*EXERCISE*
Below are the records; restate all of them word for word.

<<<<

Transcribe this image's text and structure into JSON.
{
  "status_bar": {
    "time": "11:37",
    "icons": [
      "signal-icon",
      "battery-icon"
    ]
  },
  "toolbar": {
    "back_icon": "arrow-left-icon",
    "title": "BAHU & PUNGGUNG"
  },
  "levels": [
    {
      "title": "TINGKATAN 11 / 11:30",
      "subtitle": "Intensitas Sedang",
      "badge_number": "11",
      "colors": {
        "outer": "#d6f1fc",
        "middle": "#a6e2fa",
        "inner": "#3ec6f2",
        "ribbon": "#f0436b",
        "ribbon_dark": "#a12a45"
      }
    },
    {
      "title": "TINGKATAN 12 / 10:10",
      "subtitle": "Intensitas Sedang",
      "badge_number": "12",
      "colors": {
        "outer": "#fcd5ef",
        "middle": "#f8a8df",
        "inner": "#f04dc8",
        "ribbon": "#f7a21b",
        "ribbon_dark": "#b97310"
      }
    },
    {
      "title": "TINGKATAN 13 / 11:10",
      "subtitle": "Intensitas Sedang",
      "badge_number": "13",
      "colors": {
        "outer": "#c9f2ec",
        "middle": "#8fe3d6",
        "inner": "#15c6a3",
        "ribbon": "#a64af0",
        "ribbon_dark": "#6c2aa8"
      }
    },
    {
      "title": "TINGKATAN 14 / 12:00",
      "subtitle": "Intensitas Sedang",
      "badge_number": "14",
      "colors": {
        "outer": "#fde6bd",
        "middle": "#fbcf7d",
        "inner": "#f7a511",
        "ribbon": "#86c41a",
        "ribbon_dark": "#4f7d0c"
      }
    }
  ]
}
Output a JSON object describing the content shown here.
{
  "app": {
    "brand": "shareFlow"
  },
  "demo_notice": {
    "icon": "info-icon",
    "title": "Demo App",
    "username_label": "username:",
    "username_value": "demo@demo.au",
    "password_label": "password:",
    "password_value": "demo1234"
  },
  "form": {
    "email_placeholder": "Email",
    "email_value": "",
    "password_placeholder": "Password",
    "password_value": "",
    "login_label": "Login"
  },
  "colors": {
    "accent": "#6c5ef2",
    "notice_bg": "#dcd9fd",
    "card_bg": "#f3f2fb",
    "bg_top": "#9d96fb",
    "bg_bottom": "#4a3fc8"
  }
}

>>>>

*RESULT BELOW*
Transcribe this image's text and structure into JSON.
{
  "status_bar": {
    "time": "11:37",
    "icons": [
      "signal-icon",
      "battery-icon"
    ]
  },
  "toolbar": {
    "back_icon": "arrow-left-icon",
    "title": "BAHU & PUNGGUNG"
  },
  "levels": [
    {
      "title": "TINGKATAN 11 / 11:30",
      "subtitle": "Intensitas Sedang",
      "badge_number": "11",
      "colors": {
        "outer": "#d6f1fc",
        "middle": "#a6e2fa",
        "inner": "#3ec6f2",
        "ribbon": "#f0436b",
        "ribbon_dark": "#a12a45"
      }
    },
    {
      "title": "TINGKATAN 12 / 10:10",
      "subtitle": "Intensitas Sedang",
      "badge_number": "12",
      "colors": {
        "outer": "#fcd5ef",
        "middle": "#f8a8df",
        "inner": "#f04dc8",
        "ribbon": "#f7a21b",
        "ribbon_dark": "#b97310"
      }
    },
    {
      "title": "TINGKATAN 13 / 11:10",
      "subtitle": "Intensitas Sedang",
      "badge_number": "13",
      "colors": {
        "outer": "#c9f2ec",
        "middle": "#8fe3d6",
        "inner": "#15c6a3",
        "ribbon": "#a64af0",
        "ribbon_dark": "#6c2aa8"
      }
    },
    {
      "title": "TINGKATAN 14 / 12:00",
      "subtitle": "Intensitas Sedang",
      "badge_number": "14",
      "colors": {
        "outer": "#fde6bd",
        "middle": "#fbcf7d",
        "inner": "#f7a511",
        "ribbon": "#86c41a",
        "ribbon_dark": "#4f7d0c"
      }
    }
  ]
}
Output a JSON object describing the content shown here.
{
  "app": {
    "brand": "shareFlow"
  },
  "demo_notice": {
    "icon": "info-icon",
    "title": "Demo App",
    "username_label": "username:",
    "username_value": "demo@demo.au",
    "password_label": "password:",
    "password_value": "demo1234"
  },
  "form": {
    "email_placeholder": "Email",
    "email_value": "",
    "password_placeholder": "Password",
    "password_value": "",
    "login_label": "Login"
  },
  "colors": {
    "accent": "#6c5ef2",
    "notice_bg": "#dcd9fd",
    "card_bg": "#f3f2fb",
    "bg_top": "#9d96fb",
    "bg_bottom": "#4a3fc8"
  }
}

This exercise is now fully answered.